> [WORK ORDER]
Look below for lines that hold the string "访问次数" and copy each one.

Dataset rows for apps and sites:
----------
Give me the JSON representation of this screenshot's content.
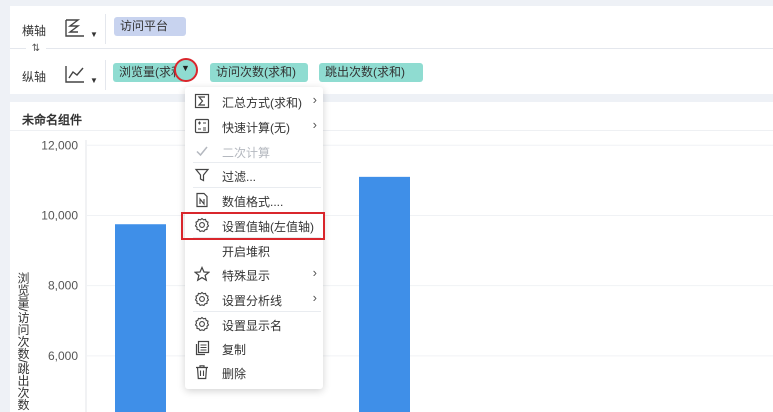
{
  "axis": {
    "x_label": "横轴",
    "y_label": "纵轴",
    "x_fields": [
      "访问平台"
    ],
    "y_fields": [
      "浏览量(求和)",
      "访问次数(求和)",
      "跳出次数(求和)"
    ]
  },
  "chart": {
    "title": "未命名组件",
    "y_axis_label": "浏览量/访问次数/跳出次数"
  },
  "colors": {
    "bar": "#3f8fe8",
    "measure_pill": "#8fdcd1",
    "dimension_pill": "#c8d3ef",
    "highlight": "#d9262c"
  },
  "menu": {
    "items": [
      {
        "label": "汇总方式(求和)",
        "icon": "sigma-icon",
        "submenu": true
      },
      {
        "label": "快速计算(无)",
        "icon": "calc-icon",
        "submenu": true
      },
      {
        "label": "二次计算",
        "icon": "check-icon",
        "disabled": true
      },
      {
        "label": "过滤...",
        "icon": "filter-icon"
      },
      {
        "label": "数值格式....",
        "icon": "number-format-icon"
      },
      {
        "label": "设置值轴(左值轴)",
        "icon": "gear-icon"
      },
      {
        "label": "开启堆积",
        "icon": ""
      },
      {
        "label": "特殊显示",
        "icon": "star-icon",
        "submenu": true
      },
      {
        "label": "设置分析线",
        "icon": "gear-icon",
        "submenu": true
      },
      {
        "label": "设置显示名",
        "icon": "gear-icon"
      },
      {
        "label": "复制",
        "icon": "copy-icon"
      },
      {
        "label": "删除",
        "icon": "trash-icon"
      }
    ]
  },
  "chart_data": {
    "type": "bar",
    "title": "未命名组件",
    "ylabel": "浏览量/访问次数/跳出次数",
    "yticks": [
      6000,
      8000,
      10000,
      12000
    ],
    "ytick_labels": [
      "6,000",
      "8,000",
      "10,000",
      "12,000"
    ],
    "ylim": [
      4400,
      12150
    ],
    "grid": true,
    "series": [
      {
        "values": [
          9750,
          11100
        ]
      }
    ]
  }
}
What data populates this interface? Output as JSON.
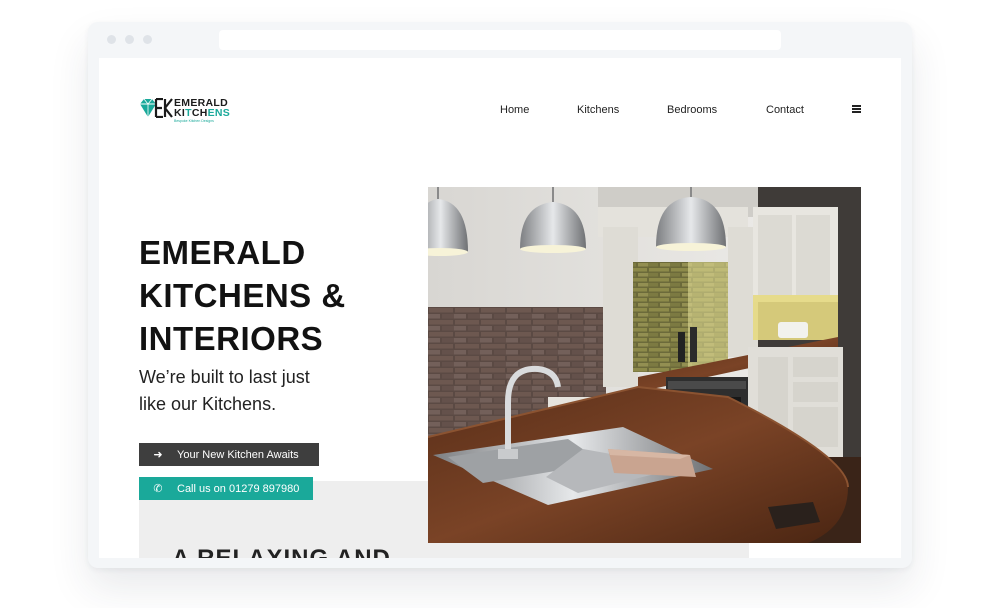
{
  "brand": {
    "line1": "EMERALD",
    "line2_a": "KI",
    "line2_b": "T",
    "line2_c": "CH",
    "line2_d": "ENS",
    "tagline": "Bespoke Kitchen Designs",
    "accent_color": "#1aa99a"
  },
  "nav": {
    "items": [
      {
        "label": "Home"
      },
      {
        "label": "Kitchens"
      },
      {
        "label": "Bedrooms"
      },
      {
        "label": "Contact"
      }
    ],
    "menu_icon": "hamburger-menu-icon"
  },
  "hero": {
    "title_lines": [
      "EMERALD",
      "KITCHENS &",
      "INTERIORS"
    ],
    "subtitle_lines": [
      "We’re built to last just",
      "like our Kitchens."
    ],
    "primary_button": {
      "label": "Your New Kitchen Awaits",
      "icon": "arrow-right-icon"
    },
    "call_button": {
      "label": "Call us on 01279 897980",
      "icon": "phone-icon"
    },
    "image": "kitchen-photo"
  },
  "section": {
    "heading": "A RELAXING AND"
  }
}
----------
> [THE COMPLETED TASK]
      "访问次数(求和)",
    "y_axis_label": "浏览量/访问次数/跳出次数"
    "ylabel": "浏览量/访问次数/跳出次数",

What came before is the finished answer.